Dataset rows for apps and sites
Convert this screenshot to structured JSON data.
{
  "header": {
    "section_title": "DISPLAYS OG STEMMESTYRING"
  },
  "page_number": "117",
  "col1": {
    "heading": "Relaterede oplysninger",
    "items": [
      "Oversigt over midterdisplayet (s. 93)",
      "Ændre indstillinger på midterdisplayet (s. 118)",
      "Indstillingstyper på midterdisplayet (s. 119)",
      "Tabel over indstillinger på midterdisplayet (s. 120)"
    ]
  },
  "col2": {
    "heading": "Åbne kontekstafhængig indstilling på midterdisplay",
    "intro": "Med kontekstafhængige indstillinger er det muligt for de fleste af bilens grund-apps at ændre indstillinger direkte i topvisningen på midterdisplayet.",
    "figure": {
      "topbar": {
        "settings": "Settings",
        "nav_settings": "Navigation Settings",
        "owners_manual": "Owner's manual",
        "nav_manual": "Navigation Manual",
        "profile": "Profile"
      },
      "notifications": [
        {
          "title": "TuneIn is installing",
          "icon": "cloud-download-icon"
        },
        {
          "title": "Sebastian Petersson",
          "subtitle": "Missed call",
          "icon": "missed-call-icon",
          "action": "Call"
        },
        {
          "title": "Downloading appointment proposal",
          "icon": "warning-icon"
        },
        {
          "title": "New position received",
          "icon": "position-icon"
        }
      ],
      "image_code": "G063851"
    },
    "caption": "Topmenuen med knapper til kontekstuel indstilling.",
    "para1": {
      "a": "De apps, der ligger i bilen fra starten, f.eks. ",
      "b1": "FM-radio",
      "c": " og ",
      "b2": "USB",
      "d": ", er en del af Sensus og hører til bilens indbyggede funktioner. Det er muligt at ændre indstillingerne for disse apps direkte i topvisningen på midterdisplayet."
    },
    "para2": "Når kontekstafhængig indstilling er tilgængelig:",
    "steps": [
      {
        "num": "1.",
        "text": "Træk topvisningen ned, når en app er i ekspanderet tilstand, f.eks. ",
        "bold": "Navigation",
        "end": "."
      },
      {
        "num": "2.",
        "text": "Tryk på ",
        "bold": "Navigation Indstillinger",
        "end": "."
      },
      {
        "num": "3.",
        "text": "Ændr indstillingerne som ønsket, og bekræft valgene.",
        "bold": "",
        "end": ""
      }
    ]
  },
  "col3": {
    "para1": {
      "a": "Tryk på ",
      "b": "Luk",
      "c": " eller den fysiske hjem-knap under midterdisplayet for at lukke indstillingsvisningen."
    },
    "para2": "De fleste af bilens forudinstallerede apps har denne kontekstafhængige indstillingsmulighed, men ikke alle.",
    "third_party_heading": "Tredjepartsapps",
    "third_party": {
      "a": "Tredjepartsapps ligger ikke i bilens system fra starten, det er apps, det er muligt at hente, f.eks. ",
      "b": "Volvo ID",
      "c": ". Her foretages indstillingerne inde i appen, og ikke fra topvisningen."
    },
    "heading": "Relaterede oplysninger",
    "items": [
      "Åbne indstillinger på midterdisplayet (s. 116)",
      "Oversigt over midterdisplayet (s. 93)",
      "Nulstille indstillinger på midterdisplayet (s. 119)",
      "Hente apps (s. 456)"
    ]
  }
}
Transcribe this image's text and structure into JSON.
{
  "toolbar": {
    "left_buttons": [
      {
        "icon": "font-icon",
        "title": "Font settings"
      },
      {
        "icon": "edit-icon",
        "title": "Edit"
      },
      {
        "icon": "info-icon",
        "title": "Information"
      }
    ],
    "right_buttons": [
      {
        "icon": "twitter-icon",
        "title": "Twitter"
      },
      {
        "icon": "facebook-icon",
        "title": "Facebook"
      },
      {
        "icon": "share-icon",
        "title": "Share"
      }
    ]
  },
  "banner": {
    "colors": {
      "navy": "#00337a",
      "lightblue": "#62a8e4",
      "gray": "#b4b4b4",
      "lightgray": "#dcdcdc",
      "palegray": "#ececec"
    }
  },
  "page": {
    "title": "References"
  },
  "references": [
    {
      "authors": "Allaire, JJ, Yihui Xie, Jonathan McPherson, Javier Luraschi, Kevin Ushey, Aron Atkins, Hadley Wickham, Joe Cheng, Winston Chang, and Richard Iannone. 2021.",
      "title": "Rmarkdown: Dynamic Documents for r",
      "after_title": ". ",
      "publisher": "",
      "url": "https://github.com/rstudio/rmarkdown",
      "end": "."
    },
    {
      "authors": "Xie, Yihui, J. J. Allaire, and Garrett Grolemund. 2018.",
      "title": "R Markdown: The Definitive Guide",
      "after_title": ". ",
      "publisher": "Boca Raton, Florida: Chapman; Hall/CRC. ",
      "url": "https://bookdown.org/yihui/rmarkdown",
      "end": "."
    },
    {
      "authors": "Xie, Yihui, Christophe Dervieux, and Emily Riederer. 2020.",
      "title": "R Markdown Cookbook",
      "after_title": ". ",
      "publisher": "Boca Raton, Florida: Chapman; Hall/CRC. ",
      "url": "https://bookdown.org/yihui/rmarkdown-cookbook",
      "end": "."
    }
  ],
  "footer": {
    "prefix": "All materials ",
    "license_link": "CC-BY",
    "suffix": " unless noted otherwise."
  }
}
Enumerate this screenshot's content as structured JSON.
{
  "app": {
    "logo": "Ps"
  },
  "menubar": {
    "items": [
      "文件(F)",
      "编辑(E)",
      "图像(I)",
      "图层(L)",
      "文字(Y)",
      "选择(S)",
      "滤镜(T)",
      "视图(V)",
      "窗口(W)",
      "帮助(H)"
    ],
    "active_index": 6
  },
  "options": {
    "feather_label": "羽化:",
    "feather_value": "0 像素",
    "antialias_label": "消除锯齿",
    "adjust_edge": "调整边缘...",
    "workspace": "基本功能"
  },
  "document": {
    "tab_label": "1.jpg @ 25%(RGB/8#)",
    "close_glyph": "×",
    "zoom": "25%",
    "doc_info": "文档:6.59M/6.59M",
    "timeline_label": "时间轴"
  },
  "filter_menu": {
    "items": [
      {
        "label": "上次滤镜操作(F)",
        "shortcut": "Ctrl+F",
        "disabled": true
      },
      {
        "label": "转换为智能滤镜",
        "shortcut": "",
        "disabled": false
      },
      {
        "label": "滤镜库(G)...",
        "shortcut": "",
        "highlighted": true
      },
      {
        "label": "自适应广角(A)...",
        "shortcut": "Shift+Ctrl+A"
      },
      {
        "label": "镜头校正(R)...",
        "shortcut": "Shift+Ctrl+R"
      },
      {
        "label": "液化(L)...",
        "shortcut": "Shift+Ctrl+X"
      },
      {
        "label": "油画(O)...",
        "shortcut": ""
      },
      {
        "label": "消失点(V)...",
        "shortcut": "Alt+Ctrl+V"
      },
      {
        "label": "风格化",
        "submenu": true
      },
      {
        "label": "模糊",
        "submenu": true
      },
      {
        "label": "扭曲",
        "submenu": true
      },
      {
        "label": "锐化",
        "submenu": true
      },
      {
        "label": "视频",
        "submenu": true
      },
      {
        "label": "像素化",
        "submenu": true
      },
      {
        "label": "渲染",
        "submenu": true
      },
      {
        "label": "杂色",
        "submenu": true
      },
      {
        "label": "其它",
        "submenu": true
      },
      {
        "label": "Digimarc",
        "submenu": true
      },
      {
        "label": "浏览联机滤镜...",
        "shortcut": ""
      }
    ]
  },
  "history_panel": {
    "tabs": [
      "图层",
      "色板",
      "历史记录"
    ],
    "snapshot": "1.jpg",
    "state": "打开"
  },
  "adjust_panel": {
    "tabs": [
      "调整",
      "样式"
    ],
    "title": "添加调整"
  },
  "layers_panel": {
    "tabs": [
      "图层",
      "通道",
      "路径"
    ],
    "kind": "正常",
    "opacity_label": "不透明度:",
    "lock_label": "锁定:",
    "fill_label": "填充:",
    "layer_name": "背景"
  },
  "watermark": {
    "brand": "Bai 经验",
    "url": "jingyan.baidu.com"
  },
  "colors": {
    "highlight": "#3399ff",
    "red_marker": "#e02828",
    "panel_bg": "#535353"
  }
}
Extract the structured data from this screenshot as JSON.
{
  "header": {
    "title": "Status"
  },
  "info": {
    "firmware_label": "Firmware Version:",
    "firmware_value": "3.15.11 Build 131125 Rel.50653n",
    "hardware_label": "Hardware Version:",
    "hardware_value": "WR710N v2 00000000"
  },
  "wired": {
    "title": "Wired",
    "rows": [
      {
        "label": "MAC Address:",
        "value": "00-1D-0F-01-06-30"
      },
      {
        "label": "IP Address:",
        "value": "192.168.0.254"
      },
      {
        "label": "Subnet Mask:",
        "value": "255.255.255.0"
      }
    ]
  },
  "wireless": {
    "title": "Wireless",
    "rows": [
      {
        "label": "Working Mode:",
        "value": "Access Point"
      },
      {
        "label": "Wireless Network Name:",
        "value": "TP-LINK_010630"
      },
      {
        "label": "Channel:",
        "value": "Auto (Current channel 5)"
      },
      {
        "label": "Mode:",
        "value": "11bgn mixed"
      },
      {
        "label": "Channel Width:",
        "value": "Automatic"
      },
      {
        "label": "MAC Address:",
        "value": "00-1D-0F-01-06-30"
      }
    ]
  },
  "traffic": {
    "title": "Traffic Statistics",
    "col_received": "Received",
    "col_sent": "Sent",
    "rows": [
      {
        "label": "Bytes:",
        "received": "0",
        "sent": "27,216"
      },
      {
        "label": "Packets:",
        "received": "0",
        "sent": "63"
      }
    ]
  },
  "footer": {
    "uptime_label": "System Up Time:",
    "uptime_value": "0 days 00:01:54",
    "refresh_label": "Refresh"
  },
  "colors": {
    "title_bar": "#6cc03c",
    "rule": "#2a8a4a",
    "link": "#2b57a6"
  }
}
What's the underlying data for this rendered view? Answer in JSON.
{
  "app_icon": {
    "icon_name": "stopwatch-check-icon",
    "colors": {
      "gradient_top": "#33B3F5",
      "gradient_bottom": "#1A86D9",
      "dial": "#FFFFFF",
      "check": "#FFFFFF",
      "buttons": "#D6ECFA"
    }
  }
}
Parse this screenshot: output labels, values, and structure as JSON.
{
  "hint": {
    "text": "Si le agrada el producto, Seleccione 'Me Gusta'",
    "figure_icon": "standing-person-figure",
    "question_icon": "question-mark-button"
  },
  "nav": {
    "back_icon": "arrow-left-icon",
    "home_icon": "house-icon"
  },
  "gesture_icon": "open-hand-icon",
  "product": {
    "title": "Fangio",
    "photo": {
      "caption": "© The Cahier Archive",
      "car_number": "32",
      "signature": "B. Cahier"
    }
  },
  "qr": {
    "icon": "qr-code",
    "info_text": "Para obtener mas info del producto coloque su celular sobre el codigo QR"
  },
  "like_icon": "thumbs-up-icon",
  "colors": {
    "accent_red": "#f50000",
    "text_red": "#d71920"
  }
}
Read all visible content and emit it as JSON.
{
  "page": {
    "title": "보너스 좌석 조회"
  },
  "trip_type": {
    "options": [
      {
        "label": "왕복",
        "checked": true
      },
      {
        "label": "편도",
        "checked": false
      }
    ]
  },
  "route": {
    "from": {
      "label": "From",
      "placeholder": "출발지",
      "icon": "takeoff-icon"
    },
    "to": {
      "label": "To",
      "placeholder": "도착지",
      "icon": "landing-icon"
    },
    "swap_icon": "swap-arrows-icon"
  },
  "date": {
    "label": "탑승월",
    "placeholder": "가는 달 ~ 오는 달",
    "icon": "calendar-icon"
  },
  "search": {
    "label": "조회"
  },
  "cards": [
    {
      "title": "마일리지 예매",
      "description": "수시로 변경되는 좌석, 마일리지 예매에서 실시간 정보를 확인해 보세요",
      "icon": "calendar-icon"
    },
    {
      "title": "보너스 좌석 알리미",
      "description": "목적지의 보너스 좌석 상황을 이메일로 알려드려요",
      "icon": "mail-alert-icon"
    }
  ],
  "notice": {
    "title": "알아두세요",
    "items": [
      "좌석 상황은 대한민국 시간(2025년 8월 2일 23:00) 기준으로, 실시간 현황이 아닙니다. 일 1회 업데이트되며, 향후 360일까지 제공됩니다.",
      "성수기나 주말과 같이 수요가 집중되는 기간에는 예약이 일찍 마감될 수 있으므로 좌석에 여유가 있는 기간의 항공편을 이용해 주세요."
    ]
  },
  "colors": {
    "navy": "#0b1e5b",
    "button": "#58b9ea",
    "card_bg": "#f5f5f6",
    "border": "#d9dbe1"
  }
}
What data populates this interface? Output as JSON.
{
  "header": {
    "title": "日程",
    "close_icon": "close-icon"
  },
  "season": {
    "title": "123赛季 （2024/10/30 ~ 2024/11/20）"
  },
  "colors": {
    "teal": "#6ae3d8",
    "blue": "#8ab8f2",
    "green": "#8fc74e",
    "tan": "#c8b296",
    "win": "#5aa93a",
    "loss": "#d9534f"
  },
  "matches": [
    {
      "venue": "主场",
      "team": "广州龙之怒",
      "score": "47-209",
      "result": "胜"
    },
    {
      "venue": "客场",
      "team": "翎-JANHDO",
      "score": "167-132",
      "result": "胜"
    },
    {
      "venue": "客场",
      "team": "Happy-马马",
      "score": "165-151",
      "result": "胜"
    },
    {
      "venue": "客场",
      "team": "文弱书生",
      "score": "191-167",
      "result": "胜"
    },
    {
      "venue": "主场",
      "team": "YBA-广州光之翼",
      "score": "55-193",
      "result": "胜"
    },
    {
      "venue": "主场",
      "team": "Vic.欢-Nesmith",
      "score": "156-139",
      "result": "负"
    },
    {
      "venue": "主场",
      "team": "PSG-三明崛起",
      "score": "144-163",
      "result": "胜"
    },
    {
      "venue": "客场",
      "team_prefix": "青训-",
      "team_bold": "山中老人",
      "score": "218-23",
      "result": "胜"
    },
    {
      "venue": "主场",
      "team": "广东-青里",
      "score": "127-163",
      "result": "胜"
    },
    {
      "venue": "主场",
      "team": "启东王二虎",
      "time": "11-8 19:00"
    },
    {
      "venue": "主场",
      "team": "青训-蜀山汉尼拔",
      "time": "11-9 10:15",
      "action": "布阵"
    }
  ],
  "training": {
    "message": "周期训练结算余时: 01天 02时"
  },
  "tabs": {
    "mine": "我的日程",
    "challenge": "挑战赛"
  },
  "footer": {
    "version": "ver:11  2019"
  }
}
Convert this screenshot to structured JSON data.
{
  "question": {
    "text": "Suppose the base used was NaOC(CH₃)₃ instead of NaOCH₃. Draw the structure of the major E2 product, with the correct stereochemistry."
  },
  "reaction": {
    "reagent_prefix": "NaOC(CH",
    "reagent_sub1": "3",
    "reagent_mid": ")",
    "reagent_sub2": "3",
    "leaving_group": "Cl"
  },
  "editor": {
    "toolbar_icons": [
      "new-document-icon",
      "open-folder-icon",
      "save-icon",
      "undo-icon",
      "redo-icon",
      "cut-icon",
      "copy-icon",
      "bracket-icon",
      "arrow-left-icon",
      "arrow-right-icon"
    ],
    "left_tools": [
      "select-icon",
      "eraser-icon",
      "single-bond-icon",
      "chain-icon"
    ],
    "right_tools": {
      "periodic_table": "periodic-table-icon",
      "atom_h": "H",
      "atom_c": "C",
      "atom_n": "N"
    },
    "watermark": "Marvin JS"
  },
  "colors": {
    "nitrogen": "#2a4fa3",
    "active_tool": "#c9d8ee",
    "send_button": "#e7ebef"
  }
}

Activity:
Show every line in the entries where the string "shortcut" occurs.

Output below:
        "shortcut": "Ctrl+F",
        "shortcut": "",
        "shortcut": "",
        "shortcut": "Shift+Ctrl+A"
        "shortcut": "Shift+Ctrl+R"
        "shortcut": "Shift+Ctrl+X"
        "shortcut": ""
        "shortcut": "Alt+Ctrl+V"
        "shortcut": ""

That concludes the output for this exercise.